Data for processing:
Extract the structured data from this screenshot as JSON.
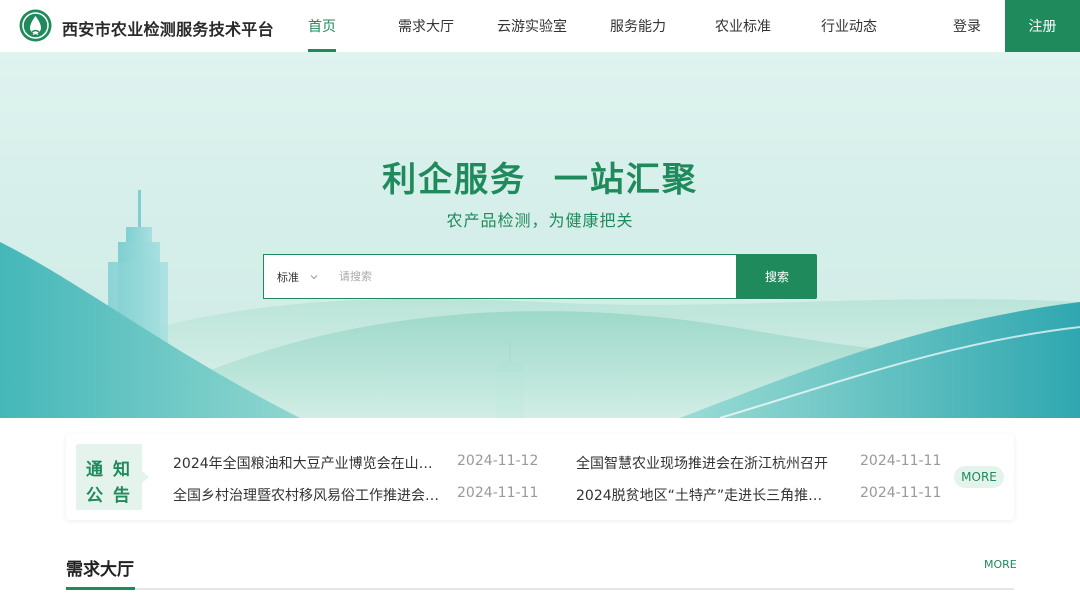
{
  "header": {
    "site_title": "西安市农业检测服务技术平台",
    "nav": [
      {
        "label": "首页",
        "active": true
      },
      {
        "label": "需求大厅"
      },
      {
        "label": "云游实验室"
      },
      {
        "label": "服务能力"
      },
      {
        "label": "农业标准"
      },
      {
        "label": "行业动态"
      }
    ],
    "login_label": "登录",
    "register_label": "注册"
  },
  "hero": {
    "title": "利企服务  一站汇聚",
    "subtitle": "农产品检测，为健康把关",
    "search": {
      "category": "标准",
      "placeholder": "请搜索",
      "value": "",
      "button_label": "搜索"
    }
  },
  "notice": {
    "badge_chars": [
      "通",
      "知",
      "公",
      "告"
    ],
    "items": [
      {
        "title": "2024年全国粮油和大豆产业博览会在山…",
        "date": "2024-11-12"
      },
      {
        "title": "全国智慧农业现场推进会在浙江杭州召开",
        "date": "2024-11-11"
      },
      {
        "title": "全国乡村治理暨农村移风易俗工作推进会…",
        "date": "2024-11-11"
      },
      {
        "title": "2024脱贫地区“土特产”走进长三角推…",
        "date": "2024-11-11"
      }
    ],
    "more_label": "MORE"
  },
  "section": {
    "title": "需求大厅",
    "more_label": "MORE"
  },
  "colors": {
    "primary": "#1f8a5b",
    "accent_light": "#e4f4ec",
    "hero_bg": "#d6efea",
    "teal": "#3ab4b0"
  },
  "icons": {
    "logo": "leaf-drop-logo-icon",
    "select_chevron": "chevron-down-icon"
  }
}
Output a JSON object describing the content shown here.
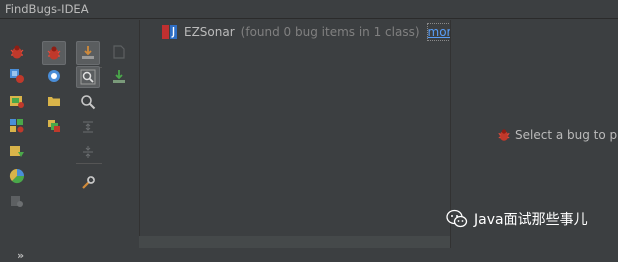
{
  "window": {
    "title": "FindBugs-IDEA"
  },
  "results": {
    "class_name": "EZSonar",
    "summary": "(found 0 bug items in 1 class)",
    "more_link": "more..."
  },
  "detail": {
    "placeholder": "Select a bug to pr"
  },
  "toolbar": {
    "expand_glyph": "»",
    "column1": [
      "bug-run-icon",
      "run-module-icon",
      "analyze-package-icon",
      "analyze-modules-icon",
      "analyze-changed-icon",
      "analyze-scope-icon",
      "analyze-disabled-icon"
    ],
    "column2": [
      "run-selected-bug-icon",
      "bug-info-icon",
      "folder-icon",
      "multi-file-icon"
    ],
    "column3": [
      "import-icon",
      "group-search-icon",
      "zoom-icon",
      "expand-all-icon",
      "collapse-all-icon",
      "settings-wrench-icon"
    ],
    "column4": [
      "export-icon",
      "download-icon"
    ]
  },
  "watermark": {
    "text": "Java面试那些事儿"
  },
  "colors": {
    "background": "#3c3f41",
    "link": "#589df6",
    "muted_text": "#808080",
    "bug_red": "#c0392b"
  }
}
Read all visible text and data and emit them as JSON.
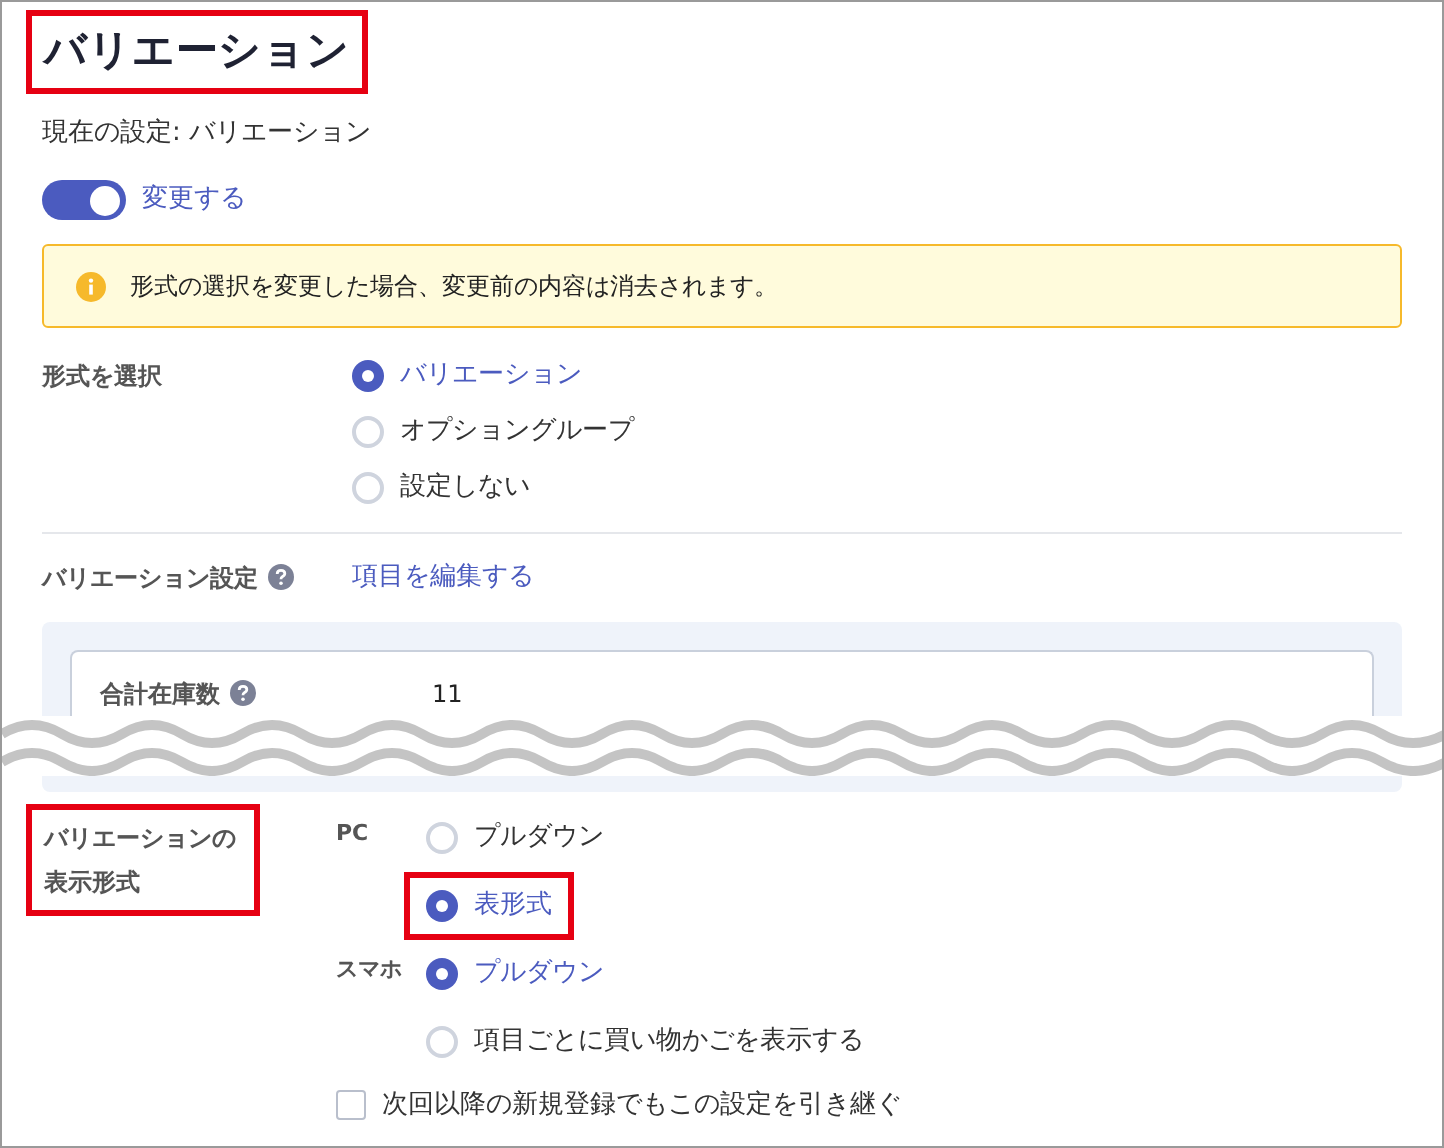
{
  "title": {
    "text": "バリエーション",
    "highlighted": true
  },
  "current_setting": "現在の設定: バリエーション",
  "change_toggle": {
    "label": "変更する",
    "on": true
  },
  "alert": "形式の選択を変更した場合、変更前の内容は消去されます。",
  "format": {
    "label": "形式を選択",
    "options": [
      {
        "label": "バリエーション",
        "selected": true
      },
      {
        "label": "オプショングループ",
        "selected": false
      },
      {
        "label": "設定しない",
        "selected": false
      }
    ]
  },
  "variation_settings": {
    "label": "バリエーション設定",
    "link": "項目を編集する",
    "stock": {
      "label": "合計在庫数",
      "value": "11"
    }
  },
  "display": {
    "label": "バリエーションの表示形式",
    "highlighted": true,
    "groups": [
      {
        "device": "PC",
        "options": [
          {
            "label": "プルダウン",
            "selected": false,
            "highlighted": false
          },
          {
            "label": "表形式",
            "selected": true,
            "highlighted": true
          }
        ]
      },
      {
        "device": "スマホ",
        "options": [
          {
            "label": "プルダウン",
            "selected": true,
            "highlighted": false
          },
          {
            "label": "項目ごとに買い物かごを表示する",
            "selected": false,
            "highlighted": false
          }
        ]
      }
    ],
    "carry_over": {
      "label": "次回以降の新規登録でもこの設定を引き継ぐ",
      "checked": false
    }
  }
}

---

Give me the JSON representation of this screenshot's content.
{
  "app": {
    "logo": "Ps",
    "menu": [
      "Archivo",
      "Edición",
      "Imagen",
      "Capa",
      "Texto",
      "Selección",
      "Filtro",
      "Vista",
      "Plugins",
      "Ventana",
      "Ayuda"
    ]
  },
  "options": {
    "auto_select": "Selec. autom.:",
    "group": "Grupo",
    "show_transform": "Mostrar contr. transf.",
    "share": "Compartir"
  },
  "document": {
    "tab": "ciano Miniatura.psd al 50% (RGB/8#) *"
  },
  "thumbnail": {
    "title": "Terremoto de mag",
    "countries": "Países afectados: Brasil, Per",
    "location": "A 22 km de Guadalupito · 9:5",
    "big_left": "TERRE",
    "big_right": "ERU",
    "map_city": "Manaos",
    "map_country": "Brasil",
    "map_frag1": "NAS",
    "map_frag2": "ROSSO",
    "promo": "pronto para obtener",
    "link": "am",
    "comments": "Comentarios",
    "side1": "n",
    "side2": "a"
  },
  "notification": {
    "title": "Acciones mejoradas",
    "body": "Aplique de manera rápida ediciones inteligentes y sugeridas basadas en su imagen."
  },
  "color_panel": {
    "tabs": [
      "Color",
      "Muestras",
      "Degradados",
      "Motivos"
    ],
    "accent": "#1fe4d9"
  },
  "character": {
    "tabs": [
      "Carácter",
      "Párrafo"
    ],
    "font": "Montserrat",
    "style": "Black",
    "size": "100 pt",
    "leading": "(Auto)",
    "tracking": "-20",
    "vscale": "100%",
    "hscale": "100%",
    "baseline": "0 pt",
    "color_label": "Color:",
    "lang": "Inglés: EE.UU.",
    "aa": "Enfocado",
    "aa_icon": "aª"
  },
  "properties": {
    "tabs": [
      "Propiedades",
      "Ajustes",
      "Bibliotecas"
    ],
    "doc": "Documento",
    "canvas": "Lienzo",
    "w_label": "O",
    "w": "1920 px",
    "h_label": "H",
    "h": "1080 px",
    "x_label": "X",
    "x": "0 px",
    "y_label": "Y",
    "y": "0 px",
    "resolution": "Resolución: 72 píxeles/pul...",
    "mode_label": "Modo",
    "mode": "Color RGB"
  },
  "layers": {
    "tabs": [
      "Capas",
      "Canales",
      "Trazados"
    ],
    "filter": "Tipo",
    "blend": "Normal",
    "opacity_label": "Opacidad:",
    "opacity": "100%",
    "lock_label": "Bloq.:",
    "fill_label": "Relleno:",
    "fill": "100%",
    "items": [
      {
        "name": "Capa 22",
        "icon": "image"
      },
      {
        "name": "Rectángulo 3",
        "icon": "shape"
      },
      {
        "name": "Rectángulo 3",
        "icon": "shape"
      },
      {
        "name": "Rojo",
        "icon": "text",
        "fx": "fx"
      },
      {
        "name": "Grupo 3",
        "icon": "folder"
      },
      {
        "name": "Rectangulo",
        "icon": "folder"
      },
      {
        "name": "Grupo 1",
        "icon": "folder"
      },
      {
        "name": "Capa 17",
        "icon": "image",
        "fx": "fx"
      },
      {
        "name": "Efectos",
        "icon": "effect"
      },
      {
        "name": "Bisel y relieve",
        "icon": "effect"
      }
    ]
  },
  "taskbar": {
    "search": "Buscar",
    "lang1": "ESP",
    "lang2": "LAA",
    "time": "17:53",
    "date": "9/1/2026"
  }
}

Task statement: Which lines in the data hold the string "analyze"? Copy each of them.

Exercise output:
      "analyze-package-icon",
      "analyze-modules-icon",
      "analyze-changed-icon",
      "analyze-scope-icon",
      "analyze-disabled-icon"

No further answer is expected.